Travel Resources





Two pilots in the cockpit of a plane are smiling at a Great Dane wearing a red assistance dog vest. Individual countries and airlines determine their own regulations about access for assistance dog teams, and some may only allow access for teams that were trained and certified by an ADI Accredited Member program.  Assistance dogs partnered teams which are not trained by a program accredited by ADI or International Guide Dog Federation (IGDF) are currently assessed on a case-by-case basis by the individual airlines.  ADI does not make these determinations or have any influence over decisions about access for individual teams.  If you have the correct information and conduct your research before you schedule your trip, traveling with your assistance dog does not need to be stressful.  The following links are provided as a service to assist with your research and information. 
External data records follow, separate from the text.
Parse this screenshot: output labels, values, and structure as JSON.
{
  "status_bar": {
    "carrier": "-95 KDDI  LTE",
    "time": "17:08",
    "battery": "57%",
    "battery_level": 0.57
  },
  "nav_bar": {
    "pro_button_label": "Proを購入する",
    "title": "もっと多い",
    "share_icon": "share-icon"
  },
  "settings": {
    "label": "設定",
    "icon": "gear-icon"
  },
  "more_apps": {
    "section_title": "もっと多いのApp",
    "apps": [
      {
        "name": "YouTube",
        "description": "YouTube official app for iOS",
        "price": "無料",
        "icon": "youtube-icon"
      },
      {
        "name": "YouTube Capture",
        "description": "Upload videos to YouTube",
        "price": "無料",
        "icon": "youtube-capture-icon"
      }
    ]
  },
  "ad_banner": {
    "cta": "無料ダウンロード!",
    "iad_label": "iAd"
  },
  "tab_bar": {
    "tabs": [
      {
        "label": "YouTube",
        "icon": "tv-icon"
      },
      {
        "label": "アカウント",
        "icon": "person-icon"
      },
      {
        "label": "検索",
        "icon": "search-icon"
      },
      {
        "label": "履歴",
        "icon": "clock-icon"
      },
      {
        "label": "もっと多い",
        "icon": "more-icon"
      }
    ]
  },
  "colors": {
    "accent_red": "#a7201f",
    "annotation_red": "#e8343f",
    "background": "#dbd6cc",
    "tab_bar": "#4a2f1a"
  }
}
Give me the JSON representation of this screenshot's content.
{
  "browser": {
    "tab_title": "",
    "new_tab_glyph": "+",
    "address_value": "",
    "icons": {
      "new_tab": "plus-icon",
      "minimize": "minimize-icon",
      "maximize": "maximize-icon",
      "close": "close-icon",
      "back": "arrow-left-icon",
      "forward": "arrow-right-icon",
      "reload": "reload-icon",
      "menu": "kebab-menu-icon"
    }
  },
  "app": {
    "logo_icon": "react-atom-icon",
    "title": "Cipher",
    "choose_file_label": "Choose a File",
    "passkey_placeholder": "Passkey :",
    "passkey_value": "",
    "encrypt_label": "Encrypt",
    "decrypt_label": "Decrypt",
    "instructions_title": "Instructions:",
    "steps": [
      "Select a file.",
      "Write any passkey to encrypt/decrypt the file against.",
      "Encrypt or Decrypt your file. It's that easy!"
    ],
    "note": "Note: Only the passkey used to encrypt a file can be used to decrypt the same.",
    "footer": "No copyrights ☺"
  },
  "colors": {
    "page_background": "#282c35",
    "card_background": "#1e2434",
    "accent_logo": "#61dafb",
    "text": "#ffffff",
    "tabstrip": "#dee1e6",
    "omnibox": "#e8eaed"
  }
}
If someone has an assistance dog that has personally or privately trained their dog, they may receive certification from an ADI Accredited Member program if they become a client of an accredited program.  Some ADI Accredited Member programs will accept a privately trained team for evaluation and possible further training/certification if they meet their requirements.  ADI standards require that there is a minimum six-month training period for these teams. ADI or any of our member programs do not just administer tests to verify or certify any type of assistance dog.   Check our Program Search to find an ADI Accredited Member program that will consider working with a personally or privately trained dog in your area.  
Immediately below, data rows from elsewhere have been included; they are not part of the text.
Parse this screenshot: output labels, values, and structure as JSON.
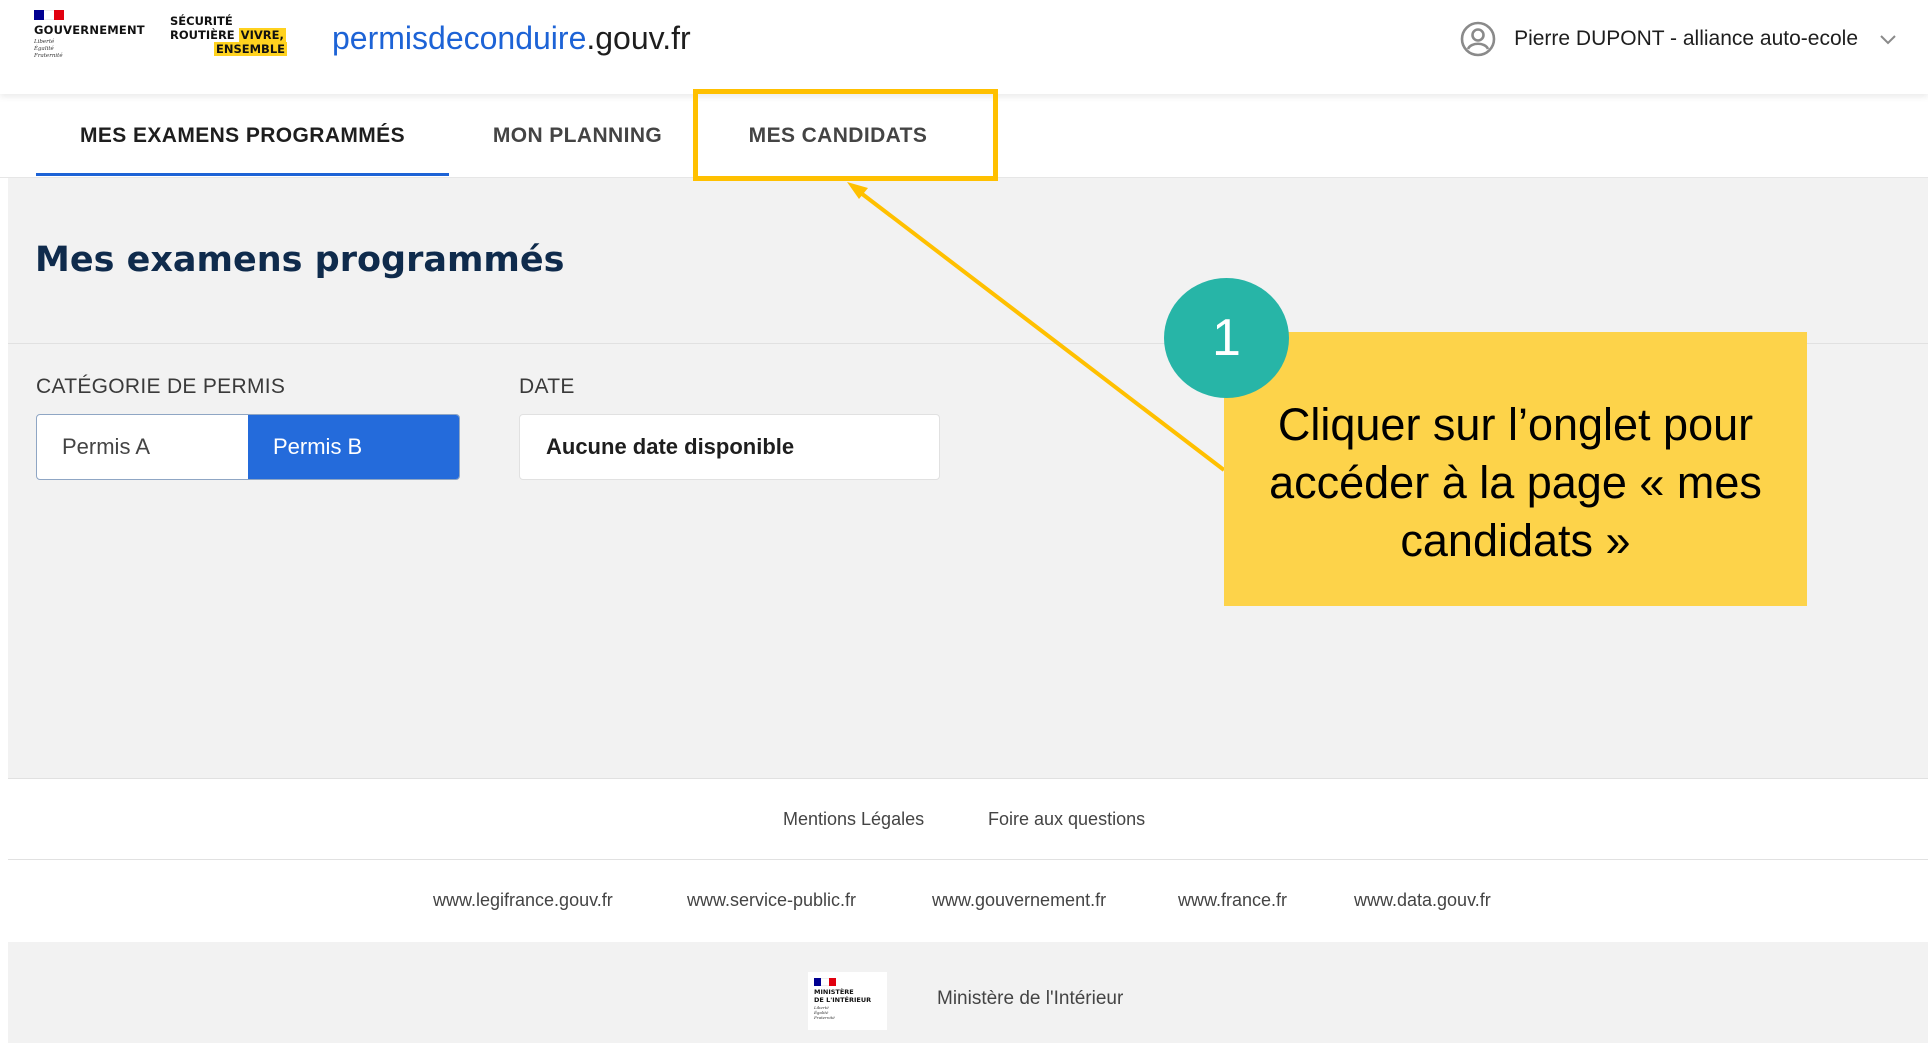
{
  "header": {
    "gov_logo_text": "GOUVERNEMENT",
    "gov_devise": [
      "Liberté",
      "Égalité",
      "Fraternité"
    ],
    "sr_logo": {
      "line1": "SÉCURITÉ",
      "line2a": "ROUTIÈRE ",
      "line2b": "VIVRE,",
      "line3": "ENSEMBLE"
    },
    "site_name_main": "permisdeconduire",
    "site_name_tld": ".gouv.fr",
    "user_label": "Pierre DUPONT - alliance auto-ecole"
  },
  "tabs": [
    {
      "label": "MES EXAMENS PROGRAMMÉS",
      "active": true
    },
    {
      "label": "MON PLANNING",
      "active": false
    },
    {
      "label": "MES CANDIDATS",
      "active": false
    }
  ],
  "main": {
    "title": "Mes examens programmés",
    "category_label": "CATÉGORIE DE PERMIS",
    "category_options": [
      "Permis A",
      "Permis B"
    ],
    "category_selected": "Permis B",
    "date_label": "DATE",
    "date_value": "Aucune date disponible"
  },
  "footer": {
    "links_row1": [
      "Mentions Légales",
      "Foire aux questions"
    ],
    "links_row2": [
      "www.legifrance.gouv.fr",
      "www.service-public.fr",
      "www.gouvernement.fr",
      "www.france.fr",
      "www.data.gouv.fr"
    ],
    "ministry_logo_text": [
      "MINISTÈRE",
      "DE L'INTÉRIEUR"
    ],
    "ministry_devise": [
      "Liberté",
      "Égalité",
      "Fraternité"
    ],
    "ministry_label": "Ministère de l'Intérieur"
  },
  "annotation": {
    "step_number": "1",
    "callout_text": "Cliquer sur l’onglet pour accéder à la page « mes candidats »"
  },
  "colors": {
    "brand_blue": "#1d63d6",
    "title_navy": "#0f2b4c",
    "highlight": "#ffc000",
    "callout_bg": "#fdd34a",
    "step_circle": "#27b5a7",
    "flag_blue": "#000091",
    "flag_red": "#e1000f"
  }
}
Make sure to check with the individual airlines and countries to learn of their specific requirements.


United Kingdom 

United States


US Transportation Security Administration
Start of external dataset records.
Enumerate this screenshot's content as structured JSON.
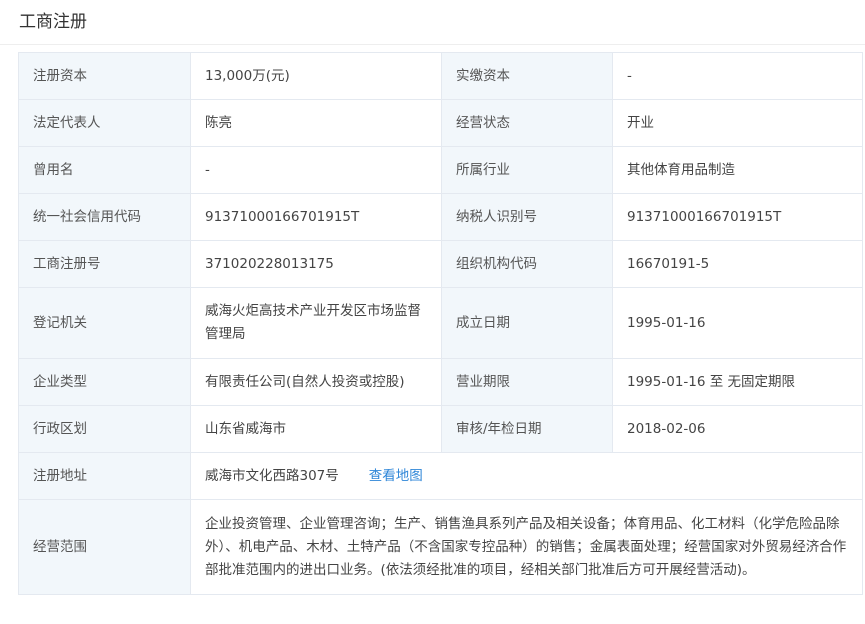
{
  "section_title": "工商注册",
  "rows": [
    {
      "l1": "注册资本",
      "v1": "13,000万(元)",
      "l2": "实缴资本",
      "v2": "-"
    },
    {
      "l1": "法定代表人",
      "v1": "陈亮",
      "l2": "经营状态",
      "v2": "开业"
    },
    {
      "l1": "曾用名",
      "v1": "-",
      "l2": "所属行业",
      "v2": "其他体育用品制造"
    },
    {
      "l1": "统一社会信用代码",
      "v1": "91371000166701915T",
      "l2": "纳税人识别号",
      "v2": "91371000166701915T"
    },
    {
      "l1": "工商注册号",
      "v1": "371020228013175",
      "l2": "组织机构代码",
      "v2": "16670191-5"
    },
    {
      "l1": "登记机关",
      "v1": "威海火炬高技术产业开发区市场监督管理局",
      "l2": "成立日期",
      "v2": "1995-01-16"
    },
    {
      "l1": "企业类型",
      "v1": "有限责任公司(自然人投资或控股)",
      "l2": "营业期限",
      "v2": "1995-01-16 至 无固定期限"
    },
    {
      "l1": "行政区划",
      "v1": "山东省威海市",
      "l2": "审核/年检日期",
      "v2": "2018-02-06"
    }
  ],
  "address": {
    "label": "注册地址",
    "value": "威海市文化西路307号",
    "map_link": "查看地图"
  },
  "scope": {
    "label": "经营范围",
    "value": "企业投资管理、企业管理咨询；生产、销售渔具系列产品及相关设备；体育用品、化工材料（化学危险品除外）、机电产品、木材、土特产品（不含国家专控品种）的销售；金属表面处理；经营国家对外贸易经济合作部批准范围内的进出口业务。(依法须经批准的项目，经相关部门批准后方可开展经营活动)。"
  },
  "colors": {
    "label_bg": "#f2f7fb",
    "border": "#e4e9f0",
    "link": "#2e86d8"
  }
}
US Department of Transportation

A woman using a black guide dog in harness is crossing the street in a crosswalk.